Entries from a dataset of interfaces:
§ §

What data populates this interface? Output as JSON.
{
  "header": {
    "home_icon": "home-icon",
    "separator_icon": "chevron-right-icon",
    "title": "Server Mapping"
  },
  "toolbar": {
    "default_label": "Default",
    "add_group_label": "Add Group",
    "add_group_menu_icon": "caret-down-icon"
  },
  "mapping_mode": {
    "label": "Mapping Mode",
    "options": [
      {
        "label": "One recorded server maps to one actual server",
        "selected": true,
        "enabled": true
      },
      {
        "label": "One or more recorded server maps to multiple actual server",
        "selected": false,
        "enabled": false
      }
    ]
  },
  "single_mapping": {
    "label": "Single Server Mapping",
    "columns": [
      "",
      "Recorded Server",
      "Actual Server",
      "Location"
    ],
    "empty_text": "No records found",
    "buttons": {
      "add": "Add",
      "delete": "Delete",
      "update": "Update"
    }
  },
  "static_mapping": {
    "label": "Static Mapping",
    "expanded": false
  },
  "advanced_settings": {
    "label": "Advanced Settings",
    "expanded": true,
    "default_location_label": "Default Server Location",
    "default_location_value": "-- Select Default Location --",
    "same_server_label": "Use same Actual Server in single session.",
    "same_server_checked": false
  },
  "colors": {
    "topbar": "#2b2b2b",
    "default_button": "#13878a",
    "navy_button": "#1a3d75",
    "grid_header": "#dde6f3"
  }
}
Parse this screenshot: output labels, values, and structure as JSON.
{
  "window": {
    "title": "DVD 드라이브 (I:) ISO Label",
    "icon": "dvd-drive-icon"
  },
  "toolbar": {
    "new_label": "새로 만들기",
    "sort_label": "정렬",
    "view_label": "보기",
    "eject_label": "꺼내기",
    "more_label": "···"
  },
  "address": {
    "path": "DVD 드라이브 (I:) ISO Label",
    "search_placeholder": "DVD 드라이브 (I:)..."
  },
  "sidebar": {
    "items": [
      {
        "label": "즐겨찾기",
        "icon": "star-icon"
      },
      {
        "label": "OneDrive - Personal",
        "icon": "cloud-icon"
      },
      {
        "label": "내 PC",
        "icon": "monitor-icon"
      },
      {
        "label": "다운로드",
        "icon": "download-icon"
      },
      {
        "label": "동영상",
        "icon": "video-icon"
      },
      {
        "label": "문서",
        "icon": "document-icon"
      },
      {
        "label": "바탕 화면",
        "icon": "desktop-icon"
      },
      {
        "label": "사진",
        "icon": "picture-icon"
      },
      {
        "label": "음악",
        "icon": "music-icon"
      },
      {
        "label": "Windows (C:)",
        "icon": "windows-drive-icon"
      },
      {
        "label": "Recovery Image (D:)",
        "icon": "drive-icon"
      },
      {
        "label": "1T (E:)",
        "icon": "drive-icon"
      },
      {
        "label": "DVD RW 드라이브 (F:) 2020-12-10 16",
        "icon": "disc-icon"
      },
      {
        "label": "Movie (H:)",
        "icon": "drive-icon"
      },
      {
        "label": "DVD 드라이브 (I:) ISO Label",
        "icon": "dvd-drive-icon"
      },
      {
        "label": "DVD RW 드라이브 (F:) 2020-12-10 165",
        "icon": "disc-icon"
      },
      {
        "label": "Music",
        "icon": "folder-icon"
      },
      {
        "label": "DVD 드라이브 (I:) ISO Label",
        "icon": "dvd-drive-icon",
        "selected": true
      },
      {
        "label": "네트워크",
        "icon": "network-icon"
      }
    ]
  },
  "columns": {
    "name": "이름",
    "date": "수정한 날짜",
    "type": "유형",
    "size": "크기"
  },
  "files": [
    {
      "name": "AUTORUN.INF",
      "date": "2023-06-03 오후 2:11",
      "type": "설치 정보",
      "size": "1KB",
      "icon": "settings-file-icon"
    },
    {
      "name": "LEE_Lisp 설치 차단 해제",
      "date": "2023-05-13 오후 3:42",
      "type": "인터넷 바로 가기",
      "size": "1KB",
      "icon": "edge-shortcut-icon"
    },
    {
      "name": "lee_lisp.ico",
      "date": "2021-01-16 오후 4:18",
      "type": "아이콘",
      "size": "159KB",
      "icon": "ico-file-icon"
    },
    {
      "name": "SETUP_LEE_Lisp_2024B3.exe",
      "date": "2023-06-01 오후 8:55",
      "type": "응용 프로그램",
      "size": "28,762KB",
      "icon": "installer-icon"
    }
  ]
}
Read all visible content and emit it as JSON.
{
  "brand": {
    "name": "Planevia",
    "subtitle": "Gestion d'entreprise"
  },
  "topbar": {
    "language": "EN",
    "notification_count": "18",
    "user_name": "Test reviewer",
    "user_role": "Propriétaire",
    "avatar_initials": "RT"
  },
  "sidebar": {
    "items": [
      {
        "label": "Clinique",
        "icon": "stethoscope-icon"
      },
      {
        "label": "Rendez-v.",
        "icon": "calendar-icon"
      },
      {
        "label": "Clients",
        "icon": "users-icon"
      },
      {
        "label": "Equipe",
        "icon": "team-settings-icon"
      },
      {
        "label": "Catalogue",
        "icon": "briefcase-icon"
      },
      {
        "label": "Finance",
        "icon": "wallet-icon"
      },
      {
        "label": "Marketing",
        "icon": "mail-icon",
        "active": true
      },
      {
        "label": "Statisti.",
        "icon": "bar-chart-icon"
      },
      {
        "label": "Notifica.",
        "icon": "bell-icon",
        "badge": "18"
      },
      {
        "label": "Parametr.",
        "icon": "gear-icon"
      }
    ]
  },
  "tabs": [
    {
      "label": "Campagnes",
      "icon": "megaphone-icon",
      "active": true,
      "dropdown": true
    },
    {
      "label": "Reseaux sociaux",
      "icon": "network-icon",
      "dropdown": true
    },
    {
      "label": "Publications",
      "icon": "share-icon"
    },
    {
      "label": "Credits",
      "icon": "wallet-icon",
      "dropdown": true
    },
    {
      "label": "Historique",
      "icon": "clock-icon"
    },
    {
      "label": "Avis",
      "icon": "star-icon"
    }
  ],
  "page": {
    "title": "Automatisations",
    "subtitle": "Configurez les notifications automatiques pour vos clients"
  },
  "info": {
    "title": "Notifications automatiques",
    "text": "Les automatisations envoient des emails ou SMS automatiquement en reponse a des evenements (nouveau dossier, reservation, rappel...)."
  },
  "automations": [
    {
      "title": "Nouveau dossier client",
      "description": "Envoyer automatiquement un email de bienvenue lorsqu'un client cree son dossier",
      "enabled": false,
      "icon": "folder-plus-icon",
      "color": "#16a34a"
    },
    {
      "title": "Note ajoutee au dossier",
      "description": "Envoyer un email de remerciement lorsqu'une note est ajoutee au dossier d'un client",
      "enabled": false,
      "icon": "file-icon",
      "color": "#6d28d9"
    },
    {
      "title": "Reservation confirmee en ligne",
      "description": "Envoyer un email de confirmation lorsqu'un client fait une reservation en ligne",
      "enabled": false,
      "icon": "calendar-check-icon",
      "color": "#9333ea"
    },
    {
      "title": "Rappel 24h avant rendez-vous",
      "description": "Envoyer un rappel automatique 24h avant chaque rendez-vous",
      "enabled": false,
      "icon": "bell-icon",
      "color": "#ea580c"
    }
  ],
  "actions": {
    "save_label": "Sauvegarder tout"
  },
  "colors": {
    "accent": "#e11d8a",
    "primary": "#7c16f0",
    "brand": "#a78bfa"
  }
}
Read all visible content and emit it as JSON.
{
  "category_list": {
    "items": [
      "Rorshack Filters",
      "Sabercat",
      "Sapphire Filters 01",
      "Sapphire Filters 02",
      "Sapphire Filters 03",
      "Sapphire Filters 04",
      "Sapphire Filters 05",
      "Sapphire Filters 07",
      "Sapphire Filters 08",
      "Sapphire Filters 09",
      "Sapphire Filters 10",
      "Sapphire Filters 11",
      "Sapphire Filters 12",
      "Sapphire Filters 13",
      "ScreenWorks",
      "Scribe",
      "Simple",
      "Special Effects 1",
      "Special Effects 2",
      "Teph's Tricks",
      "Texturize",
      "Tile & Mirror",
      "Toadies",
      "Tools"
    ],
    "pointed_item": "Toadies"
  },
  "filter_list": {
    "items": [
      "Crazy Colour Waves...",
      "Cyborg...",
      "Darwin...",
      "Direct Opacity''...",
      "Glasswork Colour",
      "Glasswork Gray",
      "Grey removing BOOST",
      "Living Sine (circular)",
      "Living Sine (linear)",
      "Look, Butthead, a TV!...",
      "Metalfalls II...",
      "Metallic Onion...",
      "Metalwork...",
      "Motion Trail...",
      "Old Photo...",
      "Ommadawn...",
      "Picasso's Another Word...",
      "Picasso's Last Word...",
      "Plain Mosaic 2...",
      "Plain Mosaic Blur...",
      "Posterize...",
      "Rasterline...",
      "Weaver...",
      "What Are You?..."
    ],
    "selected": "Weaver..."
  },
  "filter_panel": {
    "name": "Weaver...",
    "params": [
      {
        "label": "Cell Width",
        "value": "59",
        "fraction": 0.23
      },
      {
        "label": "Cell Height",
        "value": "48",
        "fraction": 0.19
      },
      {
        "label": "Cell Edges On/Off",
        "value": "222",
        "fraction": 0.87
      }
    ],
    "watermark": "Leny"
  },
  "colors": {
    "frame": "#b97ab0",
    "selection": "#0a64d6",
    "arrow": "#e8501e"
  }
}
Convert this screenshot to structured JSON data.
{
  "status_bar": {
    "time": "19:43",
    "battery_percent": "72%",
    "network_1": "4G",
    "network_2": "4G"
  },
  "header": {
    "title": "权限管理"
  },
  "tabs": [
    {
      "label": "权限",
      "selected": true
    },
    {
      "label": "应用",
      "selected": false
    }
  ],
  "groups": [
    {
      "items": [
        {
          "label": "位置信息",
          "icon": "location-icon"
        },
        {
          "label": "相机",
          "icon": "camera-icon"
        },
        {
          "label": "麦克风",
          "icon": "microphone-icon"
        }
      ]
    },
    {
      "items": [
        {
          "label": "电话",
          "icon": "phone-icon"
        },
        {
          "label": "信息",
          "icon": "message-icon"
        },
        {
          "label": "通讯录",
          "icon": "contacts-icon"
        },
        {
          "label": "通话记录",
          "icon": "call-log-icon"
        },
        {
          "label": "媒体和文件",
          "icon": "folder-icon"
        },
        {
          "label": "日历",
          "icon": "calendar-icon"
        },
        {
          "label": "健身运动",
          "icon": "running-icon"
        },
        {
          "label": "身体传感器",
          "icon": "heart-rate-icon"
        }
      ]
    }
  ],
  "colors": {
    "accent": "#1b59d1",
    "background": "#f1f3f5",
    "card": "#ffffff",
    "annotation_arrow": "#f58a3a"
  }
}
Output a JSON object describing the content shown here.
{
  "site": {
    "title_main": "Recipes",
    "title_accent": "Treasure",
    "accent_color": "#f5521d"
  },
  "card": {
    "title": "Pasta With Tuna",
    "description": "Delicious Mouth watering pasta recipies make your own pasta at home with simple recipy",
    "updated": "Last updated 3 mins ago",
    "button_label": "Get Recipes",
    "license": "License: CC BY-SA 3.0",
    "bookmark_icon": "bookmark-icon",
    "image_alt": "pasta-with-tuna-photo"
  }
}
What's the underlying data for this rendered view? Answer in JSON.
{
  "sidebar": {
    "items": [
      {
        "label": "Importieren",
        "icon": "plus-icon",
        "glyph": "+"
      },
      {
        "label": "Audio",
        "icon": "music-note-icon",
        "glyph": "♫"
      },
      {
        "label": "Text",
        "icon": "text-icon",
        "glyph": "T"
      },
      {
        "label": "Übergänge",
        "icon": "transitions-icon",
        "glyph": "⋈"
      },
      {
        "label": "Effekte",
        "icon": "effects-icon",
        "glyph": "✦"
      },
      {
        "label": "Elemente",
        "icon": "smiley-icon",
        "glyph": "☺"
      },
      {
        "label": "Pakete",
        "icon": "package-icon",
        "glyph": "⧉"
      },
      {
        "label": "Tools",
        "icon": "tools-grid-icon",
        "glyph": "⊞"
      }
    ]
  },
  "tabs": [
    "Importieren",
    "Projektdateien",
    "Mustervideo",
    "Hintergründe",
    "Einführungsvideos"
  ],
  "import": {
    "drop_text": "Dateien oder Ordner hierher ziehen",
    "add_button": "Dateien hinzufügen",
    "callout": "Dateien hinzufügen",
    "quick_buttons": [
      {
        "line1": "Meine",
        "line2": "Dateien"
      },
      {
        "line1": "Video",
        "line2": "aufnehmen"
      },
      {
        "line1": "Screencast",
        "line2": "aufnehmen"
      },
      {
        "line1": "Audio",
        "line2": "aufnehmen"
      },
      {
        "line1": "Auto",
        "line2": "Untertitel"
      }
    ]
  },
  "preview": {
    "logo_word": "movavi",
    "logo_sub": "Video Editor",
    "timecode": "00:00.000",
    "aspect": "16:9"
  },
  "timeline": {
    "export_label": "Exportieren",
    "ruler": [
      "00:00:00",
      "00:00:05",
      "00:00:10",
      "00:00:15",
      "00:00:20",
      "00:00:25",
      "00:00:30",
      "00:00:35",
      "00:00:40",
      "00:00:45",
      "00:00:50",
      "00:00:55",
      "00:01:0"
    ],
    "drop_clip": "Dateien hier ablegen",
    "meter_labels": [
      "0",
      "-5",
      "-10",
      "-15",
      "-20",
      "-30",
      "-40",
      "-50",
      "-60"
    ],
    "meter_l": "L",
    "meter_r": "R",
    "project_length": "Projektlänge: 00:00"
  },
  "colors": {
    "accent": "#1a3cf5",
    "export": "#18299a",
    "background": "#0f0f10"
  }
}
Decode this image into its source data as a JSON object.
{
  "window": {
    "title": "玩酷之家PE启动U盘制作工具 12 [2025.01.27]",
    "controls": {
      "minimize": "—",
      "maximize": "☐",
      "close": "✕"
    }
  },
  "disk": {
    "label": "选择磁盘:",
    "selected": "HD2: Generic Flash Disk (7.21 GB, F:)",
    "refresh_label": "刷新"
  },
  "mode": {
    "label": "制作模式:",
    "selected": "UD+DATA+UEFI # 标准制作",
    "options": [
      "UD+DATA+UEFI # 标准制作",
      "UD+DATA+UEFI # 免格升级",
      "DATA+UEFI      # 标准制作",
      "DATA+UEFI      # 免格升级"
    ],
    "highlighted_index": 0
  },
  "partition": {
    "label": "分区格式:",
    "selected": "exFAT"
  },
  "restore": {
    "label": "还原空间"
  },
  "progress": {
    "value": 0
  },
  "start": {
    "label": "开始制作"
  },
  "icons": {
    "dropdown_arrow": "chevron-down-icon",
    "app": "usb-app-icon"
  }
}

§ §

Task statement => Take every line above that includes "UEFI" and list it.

Task output =>
    "selected": "UD+DATA+UEFI # 标准制作",
      "UD+DATA+UEFI # 标准制作",
      "UD+DATA+UEFI # 免格升级",
      "DATA+UEFI      # 标准制作",
      "DATA+UEFI      # 免格升级"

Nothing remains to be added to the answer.